API chief economist John Felmy told reporters during a Friday
press conference that while US energy costs are down, more
can be done from the nation to help its consumers.
His remarks were as follows:
The recent surge in domestic energy production on state
and private lands―brought about by hydraulic fracturing
and horizontal drilling―has helped put downward
pressure on prices for gasoline, diesel and natural gas. But
production on federal lands―where the administration
has control―has fallen dramatically," said Felmy.
US Gasoline prices are $3.22/gal today as we approach
the Thanksgiving week, according to AAA. After falling for
much of the summer and fall, prices have recently been pushed
up by increases in world crude oil prices and rising US
However, the US Energy Information
Administrations latest driving season forecast project
s that gasoline and diesel
prices will hold steady through at least the first half of
2014 (STEO, November 13, 2013).
US refineries continue to produce record amounts of
gasoline. In fact, APIs monthly petroleum statistics,
being released today, show that refineries produced a record
amount of gasoline and distillate year to date.
With the right government policies that open up federal
lands and waters for responsible development while speeding
up the permitting process, we can do more to help consumers.

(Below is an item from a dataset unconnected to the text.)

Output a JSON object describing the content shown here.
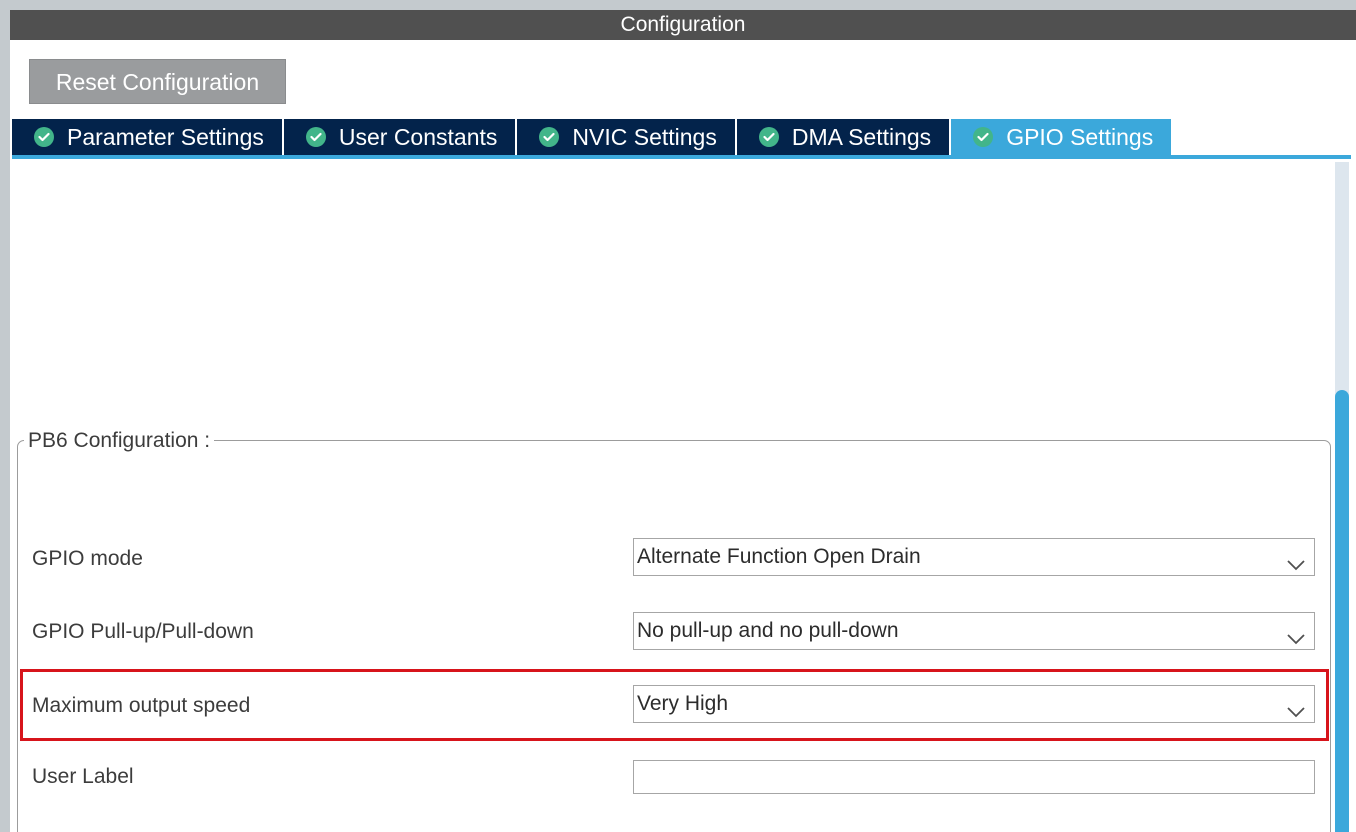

Increasing oil production would add supplies that could help
put additional downward pressure on gasoline prices. And it
would mean more jobs and more revenue to our government to
help pay for education and hospitals.
We also have concerns that government regulations
threaten to increase costs. One major concern is ever
mandates under the
Renewable Fuel Standard. These mandates could drive up
gasoline costs by 30% and the cost of diesel by 300% by 2015,
according to a study by NERA. EPAs recent proposal to
trim next years mandate is a welcome stopgap, but
ultimately Congress must repeal these ever increasing biofuel
s mandates to protect
consumers in the long run.
Also, duplicative new federal regulations being
considered for natural gas and hydraulic fracturing could
jeopardize the shale energy revolution. States are already
regulating effectively; adding another layer of regulation is
unnecessary and counterproductive. . .
The good news is that energy costs are for the most
part down. But there are specific policy
changes the administration
and Congress should make to help put downward pressure on
prices. There are also small changes consumers can make that
will save them over the course of a year.